Top-line results were announced in 2009 from a Phase 2 clinical trial evaluating the safety and efficacy of Allon’s lead neuroprotective drug candidate davunetide in patients with CIAS. Cognitive impairments are important as a treatment target because they have a substantial impact on the outcome of schizophrenia. Allon reported statistically significant efficacy results (p=0.015) on the University of California at San Diego’s (UCSD) Performance-based Skills Assessment (UPSA). The UPSA scale assesses the functional capacity of skills for daily living. In total, six domains were tested in staged tasks: medication management, comprehension/planning, financial, communication, transportation and household skills. Results and analysis presented during a U.S. neuropsychopharmacology scientific conference indicate the following:
- The trial did not achieve statistical significance on the primary endpoint, which was the MATRICS (Measurement and Treatment Research to Improve Cognition in Schizophrenia) composite battery of tests. However, numerically positive treatment effects were seen in specific tests that measured visual learning and working memory.
- The trial achieved a statistically significant positive treatment effect on a secondary endpoint, which was the UCSD (University of California at San Diego) Performance-based Skills Assessment (UPSA) test. The UPSA scale assesses the functional capacity of skills for daily living and has been recognized by drug regulators as an appropriate co-primary endpoint in patients suffering from schizophrenia-related cognitive impairment.

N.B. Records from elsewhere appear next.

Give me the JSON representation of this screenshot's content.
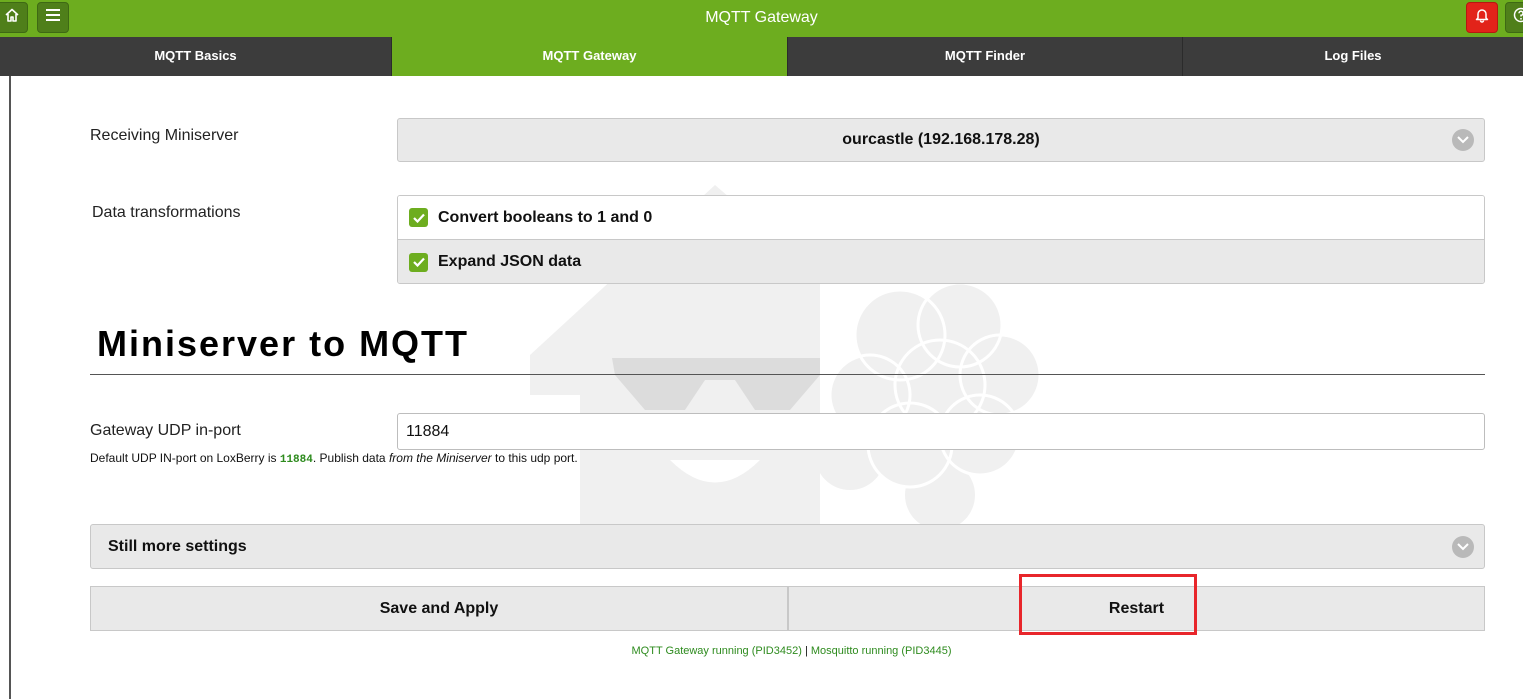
{
  "header": {
    "title": "MQTT Gateway",
    "icons": {
      "home": "home-icon",
      "menu": "hamburger-menu-icon",
      "notifications": "bell-icon",
      "help": "help-icon"
    },
    "colors": {
      "brand": "#6dad1f",
      "alert": "#e2231a"
    }
  },
  "tabs": [
    {
      "label": "MQTT Basics",
      "active": false
    },
    {
      "label": "MQTT Gateway",
      "active": true
    },
    {
      "label": "MQTT Finder",
      "active": false
    },
    {
      "label": "Log Files",
      "active": false
    }
  ],
  "form": {
    "miniserver_label": "Receiving Miniserver",
    "miniserver_value": "ourcastle (192.168.178.28)",
    "transform_label": "Data transformations",
    "transform_options": [
      {
        "label": "Convert booleans to 1 and 0",
        "checked": true
      },
      {
        "label": "Expand JSON data",
        "checked": true
      }
    ]
  },
  "section": {
    "title": "Miniserver to MQTT",
    "udp_label": "Gateway UDP in-port",
    "udp_value": "11884",
    "hint_prefix": "Default UDP IN-port on LoxBerry is",
    "hint_port": "11884",
    "hint_middle": ". Publish data",
    "hint_italic": "from the Miniserver",
    "hint_suffix": "to this udp port."
  },
  "more_settings": "Still more settings",
  "buttons": {
    "save": "Save and Apply",
    "restart": "Restart"
  },
  "status": {
    "gateway": "MQTT Gateway running (PID3452)",
    "separator": "|",
    "mosquitto": "Mosquitto running (PID3445)"
  }
}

While there are $4 billion in worldwide drug sales to treat the psychosis associated with schizophrenia, there are no approved drugs treating CIAS. This trial was funded largely by Treatment Units for Research on Neurocognition and Schizophrenia (TURNS), which is supported by the United States National Institute of Mental Health.
Davunetide subcutaneous Davunetide second generation is being developed as a subcutaneous product. Allon has previously reported that a Phase 2a clinical trial in patients who had undergone coronary artery bypass surgery demonstrated that davunetide intravenous was generally well tolerated by patients at a dose 20 times greater than the dose in the davunetide intranasal aMCI trial, with similar side effects to placebo. Allon is using this as the basis for the development of an extended release drug product injected subcutaneously. This product is currently in preclinical research and development.